▸ **Work instructions**
Would you write out all of the entries below, exactly as they stand?

__________________________________________________

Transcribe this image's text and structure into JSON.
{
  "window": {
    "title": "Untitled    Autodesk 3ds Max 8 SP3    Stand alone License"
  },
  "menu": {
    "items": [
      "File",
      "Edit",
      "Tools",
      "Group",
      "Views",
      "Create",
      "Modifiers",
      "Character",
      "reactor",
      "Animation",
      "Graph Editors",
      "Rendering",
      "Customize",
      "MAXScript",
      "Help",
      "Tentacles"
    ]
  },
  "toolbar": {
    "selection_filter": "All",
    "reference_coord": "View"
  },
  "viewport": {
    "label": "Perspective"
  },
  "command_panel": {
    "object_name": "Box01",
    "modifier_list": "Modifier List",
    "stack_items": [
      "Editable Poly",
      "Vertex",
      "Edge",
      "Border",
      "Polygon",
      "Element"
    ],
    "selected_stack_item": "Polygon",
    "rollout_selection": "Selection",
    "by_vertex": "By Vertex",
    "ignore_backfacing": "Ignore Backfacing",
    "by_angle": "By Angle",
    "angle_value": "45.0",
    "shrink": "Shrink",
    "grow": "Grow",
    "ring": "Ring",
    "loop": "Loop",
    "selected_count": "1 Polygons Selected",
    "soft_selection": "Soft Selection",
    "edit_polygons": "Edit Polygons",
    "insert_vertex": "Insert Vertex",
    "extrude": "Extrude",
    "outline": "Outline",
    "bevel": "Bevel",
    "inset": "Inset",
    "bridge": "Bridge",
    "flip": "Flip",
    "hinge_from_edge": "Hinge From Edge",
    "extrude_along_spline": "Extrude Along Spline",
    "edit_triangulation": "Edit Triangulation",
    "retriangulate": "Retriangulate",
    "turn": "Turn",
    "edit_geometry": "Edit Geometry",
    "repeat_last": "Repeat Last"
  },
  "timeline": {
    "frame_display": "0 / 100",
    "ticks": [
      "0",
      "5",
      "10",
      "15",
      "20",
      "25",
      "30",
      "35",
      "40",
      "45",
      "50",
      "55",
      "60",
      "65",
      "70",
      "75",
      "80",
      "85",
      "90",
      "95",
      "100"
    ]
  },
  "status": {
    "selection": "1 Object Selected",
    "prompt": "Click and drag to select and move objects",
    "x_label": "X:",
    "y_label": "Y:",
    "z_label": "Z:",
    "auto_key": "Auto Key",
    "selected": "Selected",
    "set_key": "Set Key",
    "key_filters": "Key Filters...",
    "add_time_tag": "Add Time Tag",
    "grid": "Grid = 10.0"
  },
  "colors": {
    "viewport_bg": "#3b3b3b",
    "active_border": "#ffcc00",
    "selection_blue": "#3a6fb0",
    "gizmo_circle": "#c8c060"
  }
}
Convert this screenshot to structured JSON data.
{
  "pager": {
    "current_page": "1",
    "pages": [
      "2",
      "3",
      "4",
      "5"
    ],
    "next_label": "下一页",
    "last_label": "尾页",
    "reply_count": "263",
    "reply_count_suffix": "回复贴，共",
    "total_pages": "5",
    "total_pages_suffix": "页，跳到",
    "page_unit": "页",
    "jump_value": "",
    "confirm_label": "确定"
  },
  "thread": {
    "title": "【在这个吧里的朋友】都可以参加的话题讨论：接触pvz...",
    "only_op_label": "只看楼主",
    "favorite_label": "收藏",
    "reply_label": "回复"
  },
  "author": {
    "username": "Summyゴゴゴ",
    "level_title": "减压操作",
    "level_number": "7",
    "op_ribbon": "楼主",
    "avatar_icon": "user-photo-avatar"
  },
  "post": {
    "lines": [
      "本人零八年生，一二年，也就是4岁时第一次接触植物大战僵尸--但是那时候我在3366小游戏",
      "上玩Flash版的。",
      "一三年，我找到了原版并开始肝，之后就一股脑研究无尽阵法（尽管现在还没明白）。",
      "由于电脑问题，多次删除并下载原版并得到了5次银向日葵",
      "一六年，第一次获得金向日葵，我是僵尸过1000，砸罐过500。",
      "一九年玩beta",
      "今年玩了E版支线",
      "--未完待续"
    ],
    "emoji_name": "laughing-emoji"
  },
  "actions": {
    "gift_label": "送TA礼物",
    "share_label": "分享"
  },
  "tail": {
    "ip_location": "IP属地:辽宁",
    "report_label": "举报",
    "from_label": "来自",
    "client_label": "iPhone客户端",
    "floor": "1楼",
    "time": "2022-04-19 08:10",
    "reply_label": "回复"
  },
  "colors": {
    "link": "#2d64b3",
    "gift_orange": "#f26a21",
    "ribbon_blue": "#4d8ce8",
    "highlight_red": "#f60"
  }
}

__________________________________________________

▸ **Answer for the task**
Transcribe this image's text and structure into JSON.
{
  "window": {
    "title": "Untitled    Autodesk 3ds Max 8 SP3    Stand alone License"
  },
  "menu": {
    "items": [
      "File",
      "Edit",
      "Tools",
      "Group",
      "Views",
      "Create",
      "Modifiers",
      "Character",
      "reactor",
      "Animation",
      "Graph Editors",
      "Rendering",
      "Customize",
      "MAXScript",
      "Help",
      "Tentacles"
    ]
  },
  "toolbar": {
    "selection_filter": "All",
    "reference_coord": "View"
  },
  "viewport": {
    "label": "Perspective"
  },
  "command_panel": {
    "object_name": "Box01",
    "modifier_list": "Modifier List",
    "stack_items": [
      "Editable Poly",
      "Vertex",
      "Edge",
      "Border",
      "Polygon",
      "Element"
    ],
    "selected_stack_item": "Polygon",
    "rollout_selection": "Selection",
    "by_vertex": "By Vertex",
    "ignore_backfacing": "Ignore Backfacing",
    "by_angle": "By Angle",
    "angle_value": "45.0",
    "shrink": "Shrink",
    "grow": "Grow",
    "ring": "Ring",
    "loop": "Loop",
    "selected_count": "1 Polygons Selected",
    "soft_selection": "Soft Selection",
    "edit_polygons": "Edit Polygons",
    "insert_vertex": "Insert Vertex",
    "extrude": "Extrude",
    "outline": "Outline",
    "bevel": "Bevel",
    "inset": "Inset",
    "bridge": "Bridge",
    "flip": "Flip",
    "hinge_from_edge": "Hinge From Edge",
    "extrude_along_spline": "Extrude Along Spline",
    "edit_triangulation": "Edit Triangulation",
    "retriangulate": "Retriangulate",
    "turn": "Turn",
    "edit_geometry": "Edit Geometry",
    "repeat_last": "Repeat Last"
  },
  "timeline": {
    "frame_display": "0 / 100",
    "ticks": [
      "0",
      "5",
      "10",
      "15",
      "20",
      "25",
      "30",
      "35",
      "40",
      "45",
      "50",
      "55",
      "60",
      "65",
      "70",
      "75",
      "80",
      "85",
      "90",
      "95",
      "100"
    ]
  },
  "status": {
    "selection": "1 Object Selected",
    "prompt": "Click and drag to select and move objects",
    "x_label": "X:",
    "y_label": "Y:",
    "z_label": "Z:",
    "auto_key": "Auto Key",
    "selected": "Selected",
    "set_key": "Set Key",
    "key_filters": "Key Filters...",
    "add_time_tag": "Add Time Tag",
    "grid": "Grid = 10.0"
  },
  "colors": {
    "viewport_bg": "#3b3b3b",
    "active_border": "#ffcc00",
    "selection_blue": "#3a6fb0",
    "gizmo_circle": "#c8c060"
  }
}
Convert this screenshot to structured JSON data.
{
  "pager": {
    "current_page": "1",
    "pages": [
      "2",
      "3",
      "4",
      "5"
    ],
    "next_label": "下一页",
    "last_label": "尾页",
    "reply_count": "263",
    "reply_count_suffix": "回复贴，共",
    "total_pages": "5",
    "total_pages_suffix": "页，跳到",
    "page_unit": "页",
    "jump_value": "",
    "confirm_label": "确定"
  },
  "thread": {
    "title": "【在这个吧里的朋友】都可以参加的话题讨论：接触pvz...",
    "only_op_label": "只看楼主",
    "favorite_label": "收藏",
    "reply_label": "回复"
  },
  "author": {
    "username": "Summyゴゴゴ",
    "level_title": "减压操作",
    "level_number": "7",
    "op_ribbon": "楼主",
    "avatar_icon": "user-photo-avatar"
  },
  "post": {
    "lines": [
      "本人零八年生，一二年，也就是4岁时第一次接触植物大战僵尸--但是那时候我在3366小游戏",
      "上玩Flash版的。",
      "一三年，我找到了原版并开始肝，之后就一股脑研究无尽阵法（尽管现在还没明白）。",
      "由于电脑问题，多次删除并下载原版并得到了5次银向日葵",
      "一六年，第一次获得金向日葵，我是僵尸过1000，砸罐过500。",
      "一九年玩beta",
      "今年玩了E版支线",
      "--未完待续"
    ],
    "emoji_name": "laughing-emoji"
  },
  "actions": {
    "gift_label": "送TA礼物",
    "share_label": "分享"
  },
  "tail": {
    "ip_location": "IP属地:辽宁",
    "report_label": "举报",
    "from_label": "来自",
    "client_label": "iPhone客户端",
    "floor": "1楼",
    "time": "2022-04-19 08:10",
    "reply_label": "回复"
  },
  "colors": {
    "link": "#2d64b3",
    "gift_orange": "#f26a21",
    "ribbon_blue": "#4d8ce8",
    "highlight_red": "#f60"
  }
}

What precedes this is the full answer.